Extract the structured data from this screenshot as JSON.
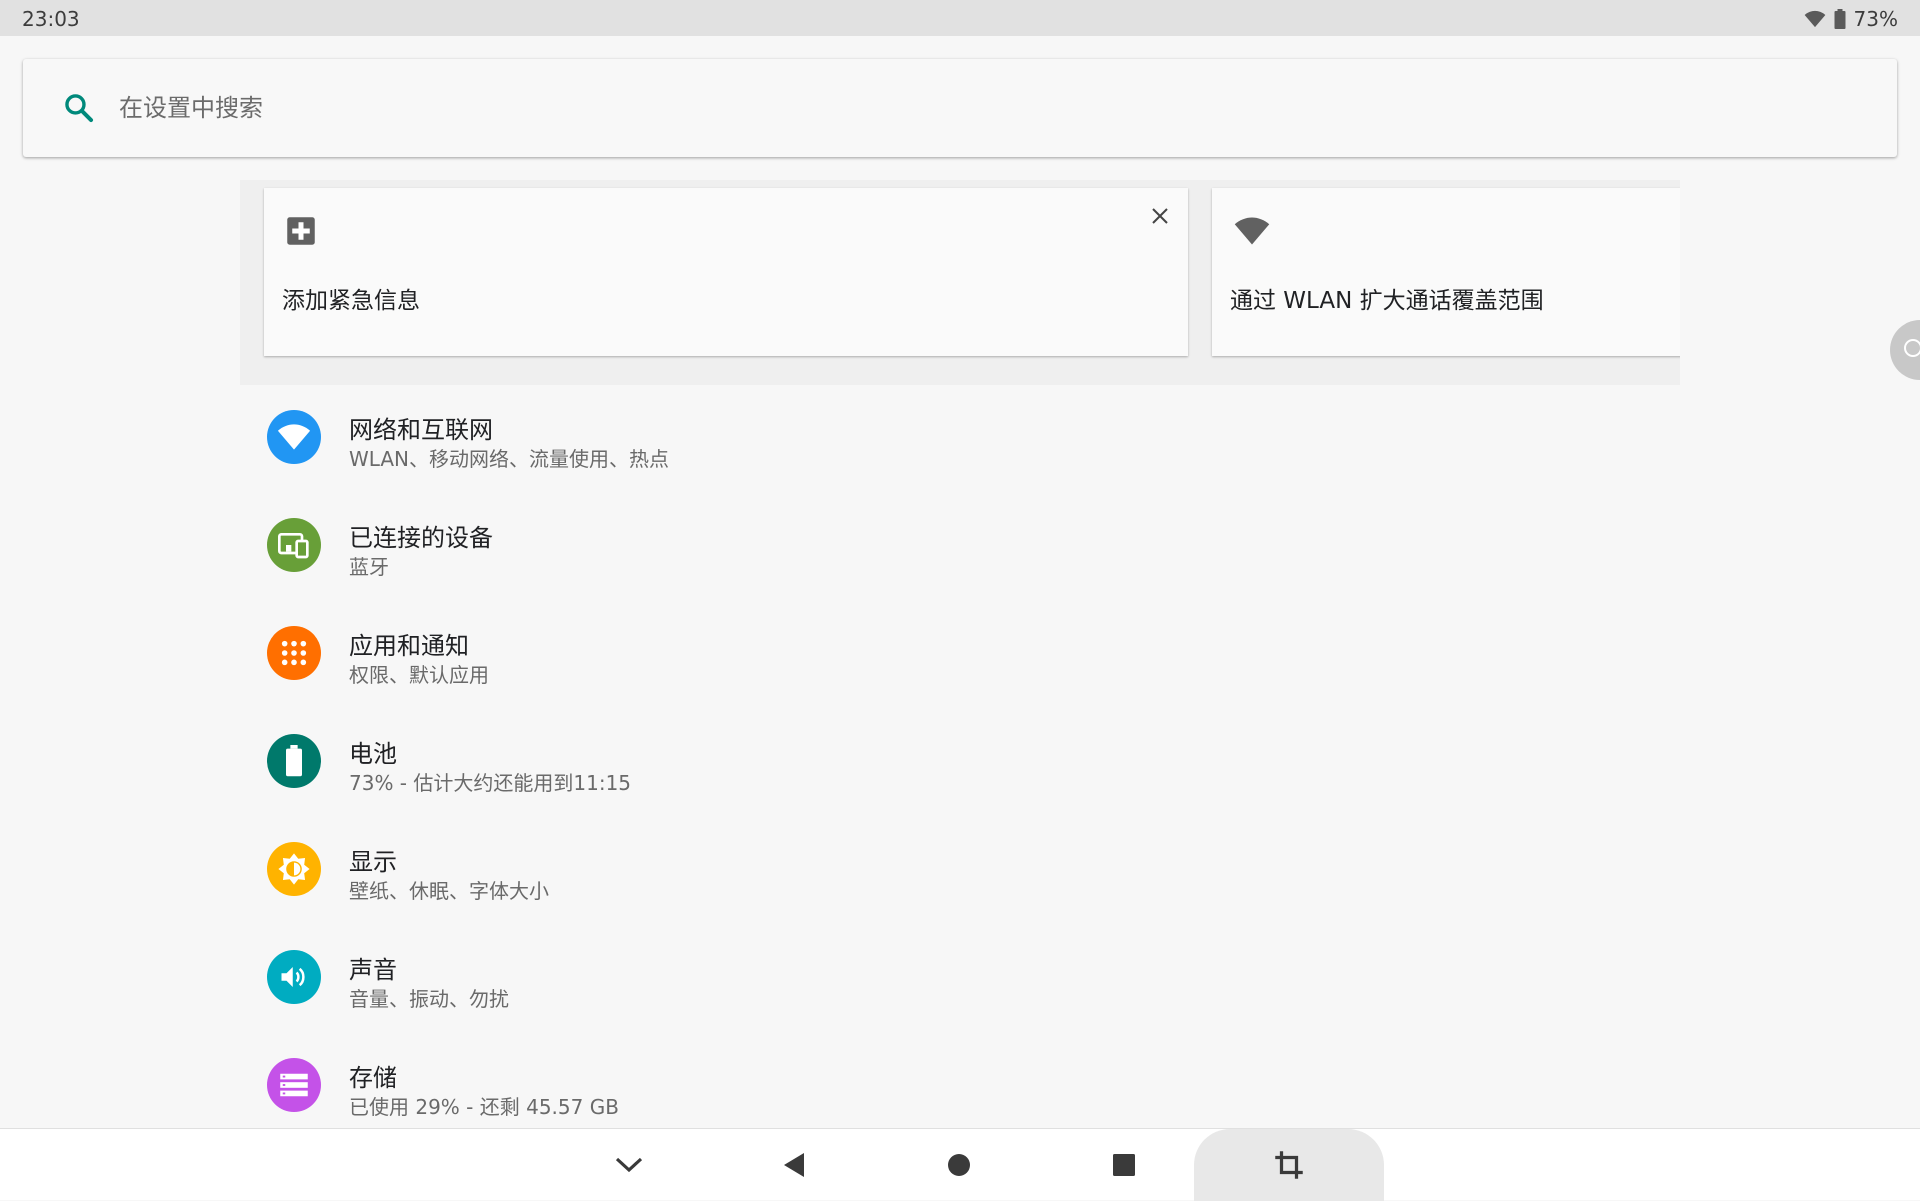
{
  "status_bar": {
    "time": "23:03",
    "battery": "73%"
  },
  "search": {
    "placeholder": "在设置中搜索",
    "icon": "search-icon"
  },
  "suggestions": [
    {
      "title": "添加紧急信息",
      "icon": "medical-plus-icon",
      "dismissible": true
    },
    {
      "title": "通过 WLAN 扩大通话覆盖范围",
      "icon": "wifi-icon",
      "dismissible": false
    }
  ],
  "settings": [
    {
      "title": "网络和互联网",
      "summary": "WLAN、移动网络、流量使用、热点",
      "icon": "wifi-icon",
      "color": "#2196F3"
    },
    {
      "title": "已连接的设备",
      "summary": "蓝牙",
      "icon": "devices-icon",
      "color": "#689F38"
    },
    {
      "title": "应用和通知",
      "summary": "权限、默认应用",
      "icon": "apps-icon",
      "color": "#FF6F00"
    },
    {
      "title": "电池",
      "summary": "73% - 估计大约还能用到11:15",
      "icon": "battery-icon",
      "color": "#00796B"
    },
    {
      "title": "显示",
      "summary": "壁纸、休眠、字体大小",
      "icon": "brightness-icon",
      "color": "#FFB300"
    },
    {
      "title": "声音",
      "summary": "音量、振动、勿扰",
      "icon": "volume-icon",
      "color": "#00ACC1"
    },
    {
      "title": "存储",
      "summary": "已使用 29% - 还剩 45.57 GB",
      "icon": "storage-icon",
      "color": "#C452E8"
    }
  ],
  "nav_bar": [
    "chevron-down-icon",
    "back-icon",
    "home-icon",
    "recents-icon",
    "crop-icon"
  ]
}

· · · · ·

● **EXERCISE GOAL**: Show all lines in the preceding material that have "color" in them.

● **ANSWER TO THIS TASK**:
      "color": "#2196F3"
      "color": "#689F38"
      "color": "#FF6F00"
      "color": "#00796B"
      "color": "#FFB300"
      "color": "#00ACC1"
      "color": "#C452E8"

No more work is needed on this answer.